It is time for a courtesy reminder to parents that it is hostel policy that Year 9 and 10 hostel students must hand-in all electronic devices at 9pm Monday-Thursday. This includes all phones, iPads/tablets, laptops etc. The hostel policy is a way of ensuring that students get adequate sleep to be prepared for learning the next day. There is a significant body of research that suggests screen use before bed and into the night is very unhealthy – particularly for teenagers. The articles in the links below, can provide further information for parents on this subject.
Parents can assist hostel staff with this policy by only sending the number of devices that students need, and importantly by not sending any devices designed to circumvent this policy. It is also helpful if parents inform us if they are supplying a new device that would need to be collected under this policy.
The device policy also assists us in promoting the cybersafety of students. However, collecting-in devices or restricting internet access is not a complete strategy for dealing with cybersafety. Cybersafety education is promoted by the hostel and at school but parents also have a vital role to play. Recent research in Australia suggests that students and parents view online behaviour very differently, but that the one of the most important thing you can do as a parent to help your child is to sit down with them and have a good talk about how they use their devices. They will often also be able to tell you what the potential dangers are and how they avoid them. The important thing is for you to have the conversation as they are unlikely to initiate it.
“Many young people have skills and expertise in the use of technology, and this is potentially a significant resource for parents when enhancing their own digital literacy. Sitting down with a young person in front of a computer, or with a tablet or a mobile phone, and talking to them about how they use technology can greatly assist adults to gain the skills and the confidence to have open and ongoing conversations with their children about their technology use, as well as practical strategies to support their children’s online safety.
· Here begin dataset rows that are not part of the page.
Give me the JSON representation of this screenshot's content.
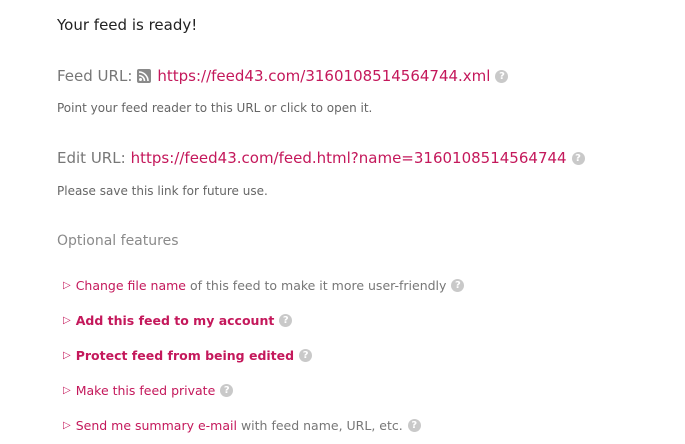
{
  "heading": "Your feed is ready!",
  "feed_url": {
    "label": "Feed URL:",
    "url": "https://feed43.com/3160108514564744.xml",
    "note": "Point your feed reader to this URL or click to open it."
  },
  "edit_url": {
    "label": "Edit URL:",
    "url": "https://feed43.com/feed.html?name=3160108514564744",
    "note": "Please save this link for future use."
  },
  "optional": {
    "title": "Optional features",
    "items": [
      {
        "link": "Change file name",
        "rest": "of this feed to make it more user-friendly"
      },
      {
        "link": "Add this feed to my account",
        "rest": ""
      },
      {
        "link": "Protect feed from being edited",
        "rest": ""
      },
      {
        "link": "Make this feed private",
        "rest": ""
      },
      {
        "link": "Send me summary e-mail",
        "rest": "with feed name, URL, etc."
      }
    ]
  },
  "icons": {
    "triangle": "▷",
    "help": "?",
    "rss": "rss-icon"
  },
  "colors": {
    "link": "#c4185b",
    "muted": "#777777",
    "help_bg": "#c9c9c9"
  }
}
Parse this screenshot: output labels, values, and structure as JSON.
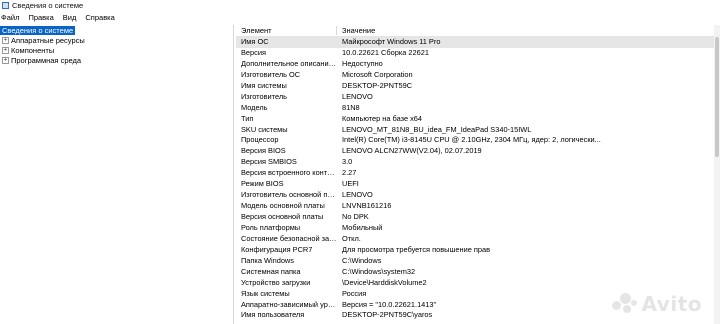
{
  "window": {
    "title": "Сведения о системе"
  },
  "menu": [
    "Файл",
    "Правка",
    "Вид",
    "Справка"
  ],
  "tree": {
    "root": "Сведения о системе",
    "children": [
      "Аппаратные ресурсы",
      "Компоненты",
      "Программная среда"
    ]
  },
  "table": {
    "columns": [
      "Элемент",
      "Значение"
    ],
    "rows": [
      [
        "Имя ОС",
        "Майкрософт Windows 11 Pro"
      ],
      [
        "Версия",
        "10.0.22621 Сборка 22621"
      ],
      [
        "Дополнительное описание ...",
        "Недоступно"
      ],
      [
        "Изготовитель ОС",
        "Microsoft Corporation"
      ],
      [
        "Имя системы",
        "DESKTOP-2PNT59C"
      ],
      [
        "Изготовитель",
        "LENOVO"
      ],
      [
        "Модель",
        "81N8"
      ],
      [
        "Тип",
        "Компьютер на базе x64"
      ],
      [
        "SKU системы",
        "LENOVO_MT_81N8_BU_idea_FM_IdeaPad S340-15IWL"
      ],
      [
        "Процессор",
        "Intel(R) Core(TM) i3-8145U CPU @ 2.10GHz, 2304 МГц, ядер: 2, логически..."
      ],
      [
        "Версия BIOS",
        "LENOVO ALCN27WW(V2.04), 02.07.2019"
      ],
      [
        "Версия SMBIOS",
        "3.0"
      ],
      [
        "Версия встроенного контрол...",
        "2.27"
      ],
      [
        "Режим BIOS",
        "UEFI"
      ],
      [
        "Изготовитель основной платы",
        "LENOVO"
      ],
      [
        "Модель основной платы",
        "LNVNB161216"
      ],
      [
        "Версия основной платы",
        "No DPK"
      ],
      [
        "Роль платформы",
        "Мобильный"
      ],
      [
        "Состояние безопасной загру...",
        "Откл."
      ],
      [
        "Конфигурация PCR7",
        "Для просмотра требуется повышение прав"
      ],
      [
        "Папка Windows",
        "C:\\Windows"
      ],
      [
        "Системная папка",
        "C:\\Windows\\system32"
      ],
      [
        "Устройство загрузки",
        "\\Device\\HarddiskVolume2"
      ],
      [
        "Язык системы",
        "Россия"
      ],
      [
        "Аппаратно-зависимый уров...",
        "Версия = \"10.0.22621.1413\""
      ],
      [
        "Имя пользователя",
        "DESKTOP-2PNT59C\\yaros"
      ]
    ]
  },
  "watermark": "Avito",
  "colors": {
    "selection": "#0a64c8",
    "selected_row": "#e6e6e6"
  }
}
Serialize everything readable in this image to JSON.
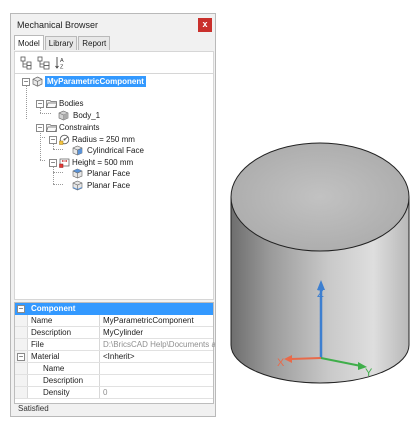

These conversations also provide opportunities for parents to reinforce the family values that shape their children’s technology use.”*